3/14/2012—I’ll be telling my students a story today, the story of the break-up of a field, the field of law and religion, and the break-up of a Section of the American Association of Law Schools—the Section on Law and Religion. What is happening is that people who have known each other a long time and used to be able to talk about religion and public life are increasingly on opposite sides of a divide. They no longer can agree about the nature of religion, whether it is basically good. Or at least that is the case with regard to organized religion. Some religious believers in the Section sound bewildered by the change. One said, with regard to a well-known law professor, “I used to be able to talk with her, but not anymore.” On the other hand, the secularly oriented, who may or may not be believers themselves, are increasingly fed up with the demands religion is making in the public square and in particular with the perceived war on women. Then there is an additional factor—believers within legal academia are also increasingly assertive, in an intellectual sense. They are beginning to challenge the secular assumptions of what might be called the settlement of the secular paradigm.
There is a lot here. I’m calling this the End of Law and Religion. I’m speaking on it at Duquesne on April 13. Here is a précis.

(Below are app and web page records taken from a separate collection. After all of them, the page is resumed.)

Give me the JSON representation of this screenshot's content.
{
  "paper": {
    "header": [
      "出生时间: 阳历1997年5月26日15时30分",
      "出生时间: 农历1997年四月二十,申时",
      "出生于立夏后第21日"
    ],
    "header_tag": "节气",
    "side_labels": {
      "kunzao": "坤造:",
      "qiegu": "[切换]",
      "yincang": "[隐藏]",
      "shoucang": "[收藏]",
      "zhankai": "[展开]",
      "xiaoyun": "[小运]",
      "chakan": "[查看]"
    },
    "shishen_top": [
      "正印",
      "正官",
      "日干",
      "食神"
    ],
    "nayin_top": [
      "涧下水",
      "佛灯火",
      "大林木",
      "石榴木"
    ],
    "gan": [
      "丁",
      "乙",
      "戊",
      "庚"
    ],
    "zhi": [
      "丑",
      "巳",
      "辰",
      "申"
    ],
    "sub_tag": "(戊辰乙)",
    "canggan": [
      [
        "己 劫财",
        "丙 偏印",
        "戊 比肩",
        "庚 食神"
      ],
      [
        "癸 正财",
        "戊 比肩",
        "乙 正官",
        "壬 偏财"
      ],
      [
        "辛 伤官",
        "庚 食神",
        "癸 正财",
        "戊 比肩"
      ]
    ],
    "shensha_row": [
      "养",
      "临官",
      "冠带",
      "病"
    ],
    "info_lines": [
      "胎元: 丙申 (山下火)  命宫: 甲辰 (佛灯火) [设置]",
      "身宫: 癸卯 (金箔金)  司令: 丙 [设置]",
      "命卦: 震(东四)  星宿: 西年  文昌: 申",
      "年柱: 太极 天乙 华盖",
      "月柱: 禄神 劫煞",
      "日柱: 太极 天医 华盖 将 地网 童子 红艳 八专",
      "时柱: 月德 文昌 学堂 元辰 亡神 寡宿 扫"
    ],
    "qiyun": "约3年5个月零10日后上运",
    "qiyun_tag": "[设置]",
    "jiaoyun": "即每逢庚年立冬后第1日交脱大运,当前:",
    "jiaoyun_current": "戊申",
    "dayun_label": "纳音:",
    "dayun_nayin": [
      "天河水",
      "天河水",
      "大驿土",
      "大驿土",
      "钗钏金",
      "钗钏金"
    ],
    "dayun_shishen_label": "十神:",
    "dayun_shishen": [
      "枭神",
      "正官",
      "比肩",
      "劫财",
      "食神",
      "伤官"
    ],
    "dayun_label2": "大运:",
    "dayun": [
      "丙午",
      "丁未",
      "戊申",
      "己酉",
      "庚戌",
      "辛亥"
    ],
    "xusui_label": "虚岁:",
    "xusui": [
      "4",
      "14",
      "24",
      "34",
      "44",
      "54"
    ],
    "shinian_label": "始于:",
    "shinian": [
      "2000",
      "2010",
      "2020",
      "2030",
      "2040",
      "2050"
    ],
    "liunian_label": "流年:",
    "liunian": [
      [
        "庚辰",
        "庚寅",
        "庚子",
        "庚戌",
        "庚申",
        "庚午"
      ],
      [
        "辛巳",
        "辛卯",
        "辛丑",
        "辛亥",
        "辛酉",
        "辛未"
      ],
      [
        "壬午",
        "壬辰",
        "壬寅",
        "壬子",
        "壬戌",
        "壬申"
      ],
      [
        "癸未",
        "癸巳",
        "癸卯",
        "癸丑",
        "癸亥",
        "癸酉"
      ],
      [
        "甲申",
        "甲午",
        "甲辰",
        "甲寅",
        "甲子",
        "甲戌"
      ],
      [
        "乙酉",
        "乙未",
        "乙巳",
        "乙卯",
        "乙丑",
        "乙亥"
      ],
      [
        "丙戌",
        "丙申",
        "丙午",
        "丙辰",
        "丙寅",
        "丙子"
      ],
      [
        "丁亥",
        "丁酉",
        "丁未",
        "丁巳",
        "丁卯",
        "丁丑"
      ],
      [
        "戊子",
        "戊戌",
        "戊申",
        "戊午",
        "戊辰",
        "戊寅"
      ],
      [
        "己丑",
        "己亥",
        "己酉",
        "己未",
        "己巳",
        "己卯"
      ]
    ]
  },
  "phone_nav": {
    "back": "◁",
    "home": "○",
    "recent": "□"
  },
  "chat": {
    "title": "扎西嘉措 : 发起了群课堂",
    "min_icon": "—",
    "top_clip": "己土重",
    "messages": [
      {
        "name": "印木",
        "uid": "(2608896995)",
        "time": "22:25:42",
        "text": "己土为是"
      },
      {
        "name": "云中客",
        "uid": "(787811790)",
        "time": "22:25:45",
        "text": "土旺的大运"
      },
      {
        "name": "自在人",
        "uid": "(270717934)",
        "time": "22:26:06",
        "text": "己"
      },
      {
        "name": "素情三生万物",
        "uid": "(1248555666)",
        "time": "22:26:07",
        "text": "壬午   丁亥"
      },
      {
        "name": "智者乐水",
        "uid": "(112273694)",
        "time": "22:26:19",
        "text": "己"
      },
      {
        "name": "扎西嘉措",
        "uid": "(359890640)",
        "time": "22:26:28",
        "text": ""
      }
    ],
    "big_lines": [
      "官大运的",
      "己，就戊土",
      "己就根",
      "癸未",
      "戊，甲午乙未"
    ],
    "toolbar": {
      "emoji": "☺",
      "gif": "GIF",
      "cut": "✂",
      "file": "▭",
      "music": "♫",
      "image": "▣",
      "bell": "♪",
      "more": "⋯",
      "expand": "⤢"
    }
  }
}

The rubric for discussion of issues relating to religion in American public life has been “law and religion”. That phrase appears in the titles of law school courses, in journals, in specialized centers for legal study and, most revealingly, is the name of the American Association of Law Schools section devoted to this field. The phrase, especially its benign-sounding “and” has connoted a secular law confronting, and in its constitutional guise, regulating an autonomous and admittedly important, but potentially divisive, social practice known as “religion.” These assumptions about the nature of religion and its role in public life, assumptions also known as the secular paradigm, have served as a large umbrella allowing persons of differing views about the value and nature of religion to join in shared, even friendly, academic exchange. But today, in a manner reminiscent of the crumbling of shared national institutions at the time of the crisis over slavery, the field of law and religion is beginning to fracture into its secular and religious components. From the secular side, there has emerged a more penetrating critique of religion that refuses to continue to cede to religion unique normative authority. Increasingly, the uniqueness of religion is denied, the justification for religious exemptions from law is contested and the acceptance of religious imagery in the public square is attacked. At the same time, voices defending religion are beginning to challenge the fundamental, traditional assumptions of law and religion that secular justifications for law can be successful and that constitutional law is an appropriate vehicle for the regulation of religion in American public life. Reflecting a sharpening debate in the culture at large, there seems less and less common ground between believers and secularly oriented academics. Evidence of these changes is adduced from several recent and well-known events in the American legal academy. The author at the end of this article seeks to blunt these trends by recourse to an older paradigm of law and religion, one associated with the Vietnam-era draft cases, that suggested that religion itself is the large umbrella under which many nonbelievers and believers can meet.